Jean Cras

22 May 1879 – 14 September 1932

Jean Cras in 1899 Jean Cras was first and foremost a professional officer in the French navy, in which he served before and after World War I.

Born in Brest, Brittany, into the family of a naval surgeon and training with the naval academy from 1896, he rose to the rank of rear-admiral and received numerous decorations for heroism during World War I. He even designed a navigational gyrocompass called a règle-rapporteur which is apparently still used by the French Navy and coast guard today.

Cras, not unlike Nikolai Rimsky-Korsakov, combined his naval career with a sideline of musical composition - it was a very successful sideline, and his biographer Paul-André Bempéchat has argued that he is the "missing link" between 19th century French Romanticism and the Impressionists.

In 1900 he had met the composer Henri Duparc who recognised Cras's ability, and the two soon became friends, with the older composer giving him an intense three month period of musical tuition in Paris in 1900 which became the foundations for the young composer's output.

He was perhaps the greatest French naval commander of World War 1; one award citation states that his actions during the Adriatic Campaign led to "the saving of the Serbian Army in 1916", for example sinking a German submarine as commander of the torpedo boat Commandant Bory.

As well as a great tactician, he seems to have been a true hero as well - we learn from his citation when he was awarded the Médaille de sauvetage (the French Victoria Cross) that following an explosion on deck he jumped into the sea to save a sailor who did not know how to swim.

There are examples of numerous other brave deeds and tactical triumphs. After the War he was decorated wih the highest Legion d'honneur.

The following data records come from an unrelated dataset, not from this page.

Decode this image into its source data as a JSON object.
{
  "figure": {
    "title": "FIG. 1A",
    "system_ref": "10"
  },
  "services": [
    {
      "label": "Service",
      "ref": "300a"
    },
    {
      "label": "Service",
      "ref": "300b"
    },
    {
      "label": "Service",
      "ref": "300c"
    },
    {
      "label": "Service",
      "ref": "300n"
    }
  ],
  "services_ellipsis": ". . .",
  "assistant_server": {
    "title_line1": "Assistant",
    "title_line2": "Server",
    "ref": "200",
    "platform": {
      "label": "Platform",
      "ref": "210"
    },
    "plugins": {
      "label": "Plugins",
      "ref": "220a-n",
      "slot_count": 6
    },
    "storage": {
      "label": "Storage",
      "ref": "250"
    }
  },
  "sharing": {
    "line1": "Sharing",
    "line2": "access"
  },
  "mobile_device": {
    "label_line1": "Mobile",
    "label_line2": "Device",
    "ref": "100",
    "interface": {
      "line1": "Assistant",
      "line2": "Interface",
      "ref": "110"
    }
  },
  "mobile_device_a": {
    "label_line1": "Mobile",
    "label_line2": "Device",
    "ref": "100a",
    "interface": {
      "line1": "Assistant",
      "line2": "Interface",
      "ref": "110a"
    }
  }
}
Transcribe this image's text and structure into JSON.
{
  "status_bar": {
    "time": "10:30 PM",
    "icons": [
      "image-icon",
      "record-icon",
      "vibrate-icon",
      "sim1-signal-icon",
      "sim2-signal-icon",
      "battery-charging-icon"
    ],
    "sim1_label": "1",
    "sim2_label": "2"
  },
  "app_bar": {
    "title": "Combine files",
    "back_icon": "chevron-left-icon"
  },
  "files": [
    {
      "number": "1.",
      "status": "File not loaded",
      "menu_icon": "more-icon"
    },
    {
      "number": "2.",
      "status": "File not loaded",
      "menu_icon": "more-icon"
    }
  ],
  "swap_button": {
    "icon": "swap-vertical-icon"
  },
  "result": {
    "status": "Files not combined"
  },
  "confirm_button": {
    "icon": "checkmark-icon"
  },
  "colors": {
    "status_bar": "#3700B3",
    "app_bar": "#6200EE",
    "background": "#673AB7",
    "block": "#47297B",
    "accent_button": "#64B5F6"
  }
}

While he continued composing, it was only in 1921 that his opera Polyphème was awarded First Prize in the ‘Concours musical de la Ville de Paris’ and was produced at the Opéra-Comique in December 1922. The work had taken Cras many years to complete and was dedicated to Duparc, who was greatly moved when the composer visited him in old age to perform the work in person.

The piece brought him acclaim in Paris and other performances of his works followed, including a Piano Concerto in 1932, written for his second daughter Colette who was a talented pianist.

It is perhaps his numerous chamber works that most sum up the composer, the breezy tonality of works such as his Quintette (1928) indeed showing influence of the Impressionists, but perhaps looking back to the sound world of the turn of the 20th century rather than any new epoch, although the harmonies of later works are often said to show the influence of Bartok. His writing for flute and harp is particularly exquisite.

Other compositions for choral and vocal forces were largely derived from his Roman Catholic faith, which intensified in later life. He died in September 1932 after a short illness, when his abilities as a naval hero were more celebrated than his work as a composer.

It is only in recent years that recordings and performances of his work have led to a reassessment, particularly following the release of a definitive biographical study by his biographer Paul-André Bempéchat.

Bempéchat, Paul-André "Cras, Jean" Grove Music Online (Oxford: Oxford Music Online)
Bempéchat, Paul-André Jean Cras, Polymath of Music and Letters (Farnham: Ashgate, 2009)
Public domain compositions by Jean Cras can be viewed at the IMSLP website